→ Task statement: Make a tally of the lines in the records that include the string "this", and give only that number.

→ Data records:
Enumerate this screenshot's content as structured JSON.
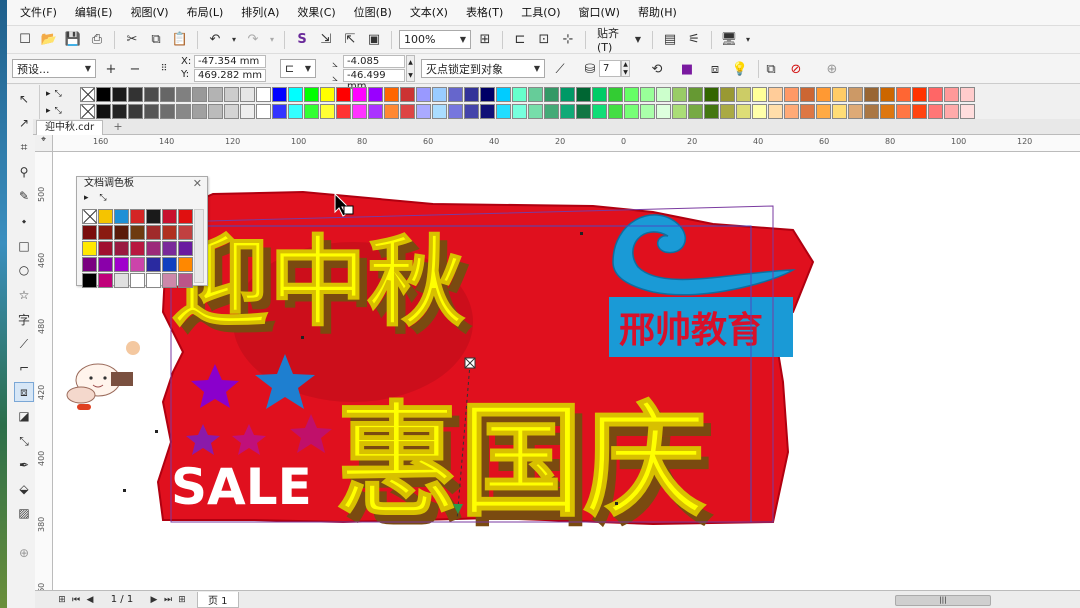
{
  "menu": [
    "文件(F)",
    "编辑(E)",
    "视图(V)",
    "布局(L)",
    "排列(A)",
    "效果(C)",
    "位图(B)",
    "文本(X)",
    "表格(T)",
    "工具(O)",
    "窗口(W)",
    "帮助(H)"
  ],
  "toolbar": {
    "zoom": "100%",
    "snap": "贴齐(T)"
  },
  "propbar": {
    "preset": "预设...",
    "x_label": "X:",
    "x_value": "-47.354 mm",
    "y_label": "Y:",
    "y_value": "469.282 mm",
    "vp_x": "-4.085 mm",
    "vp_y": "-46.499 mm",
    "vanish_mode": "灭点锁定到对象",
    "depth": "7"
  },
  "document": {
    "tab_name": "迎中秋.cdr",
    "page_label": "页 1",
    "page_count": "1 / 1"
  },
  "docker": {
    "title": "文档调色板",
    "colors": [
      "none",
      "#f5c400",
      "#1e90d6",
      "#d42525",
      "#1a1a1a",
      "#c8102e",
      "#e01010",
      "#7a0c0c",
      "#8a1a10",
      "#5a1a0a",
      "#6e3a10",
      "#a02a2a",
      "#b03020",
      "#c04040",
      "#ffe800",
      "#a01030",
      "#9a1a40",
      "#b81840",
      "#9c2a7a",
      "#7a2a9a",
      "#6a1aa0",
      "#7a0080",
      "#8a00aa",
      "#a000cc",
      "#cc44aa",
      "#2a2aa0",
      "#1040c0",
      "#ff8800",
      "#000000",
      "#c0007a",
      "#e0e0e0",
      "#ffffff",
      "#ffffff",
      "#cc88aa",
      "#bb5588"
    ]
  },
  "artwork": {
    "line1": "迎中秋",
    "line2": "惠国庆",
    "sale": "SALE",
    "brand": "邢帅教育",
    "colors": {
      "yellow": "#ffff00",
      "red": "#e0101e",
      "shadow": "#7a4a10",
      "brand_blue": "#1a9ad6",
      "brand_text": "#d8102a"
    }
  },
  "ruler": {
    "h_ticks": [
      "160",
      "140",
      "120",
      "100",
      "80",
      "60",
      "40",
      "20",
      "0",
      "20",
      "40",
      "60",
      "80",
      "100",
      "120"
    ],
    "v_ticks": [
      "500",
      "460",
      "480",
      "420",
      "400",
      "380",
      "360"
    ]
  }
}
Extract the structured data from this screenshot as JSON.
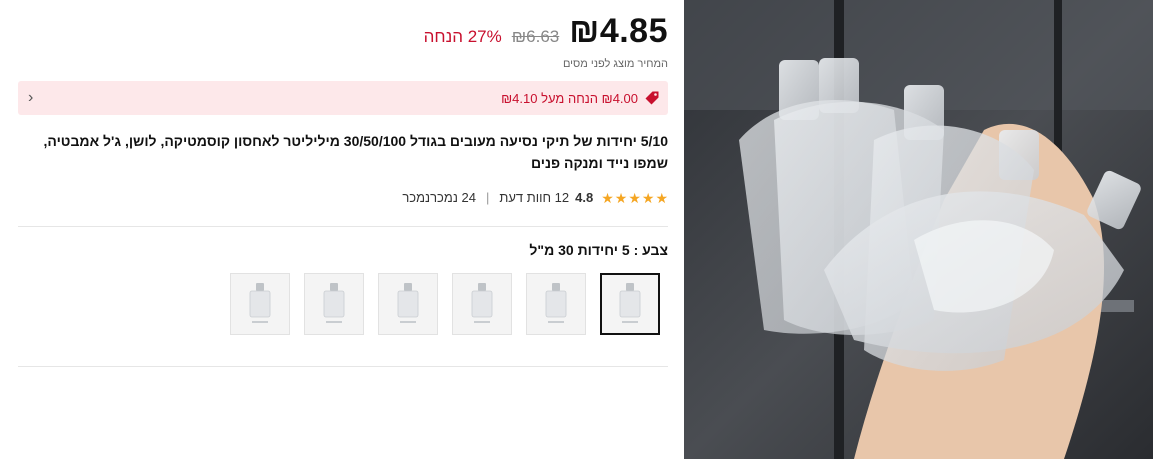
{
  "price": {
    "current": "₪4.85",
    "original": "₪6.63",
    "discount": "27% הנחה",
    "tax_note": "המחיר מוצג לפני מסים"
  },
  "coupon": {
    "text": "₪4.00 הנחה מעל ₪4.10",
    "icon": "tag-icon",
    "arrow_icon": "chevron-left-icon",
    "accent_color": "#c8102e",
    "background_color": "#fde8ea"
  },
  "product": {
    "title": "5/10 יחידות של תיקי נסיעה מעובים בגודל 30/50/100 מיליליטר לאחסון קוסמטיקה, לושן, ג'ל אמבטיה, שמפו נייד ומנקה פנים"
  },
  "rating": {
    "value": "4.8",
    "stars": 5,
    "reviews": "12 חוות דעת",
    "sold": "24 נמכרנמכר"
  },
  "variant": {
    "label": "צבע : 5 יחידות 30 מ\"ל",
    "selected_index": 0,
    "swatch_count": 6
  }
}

→ Task response: 2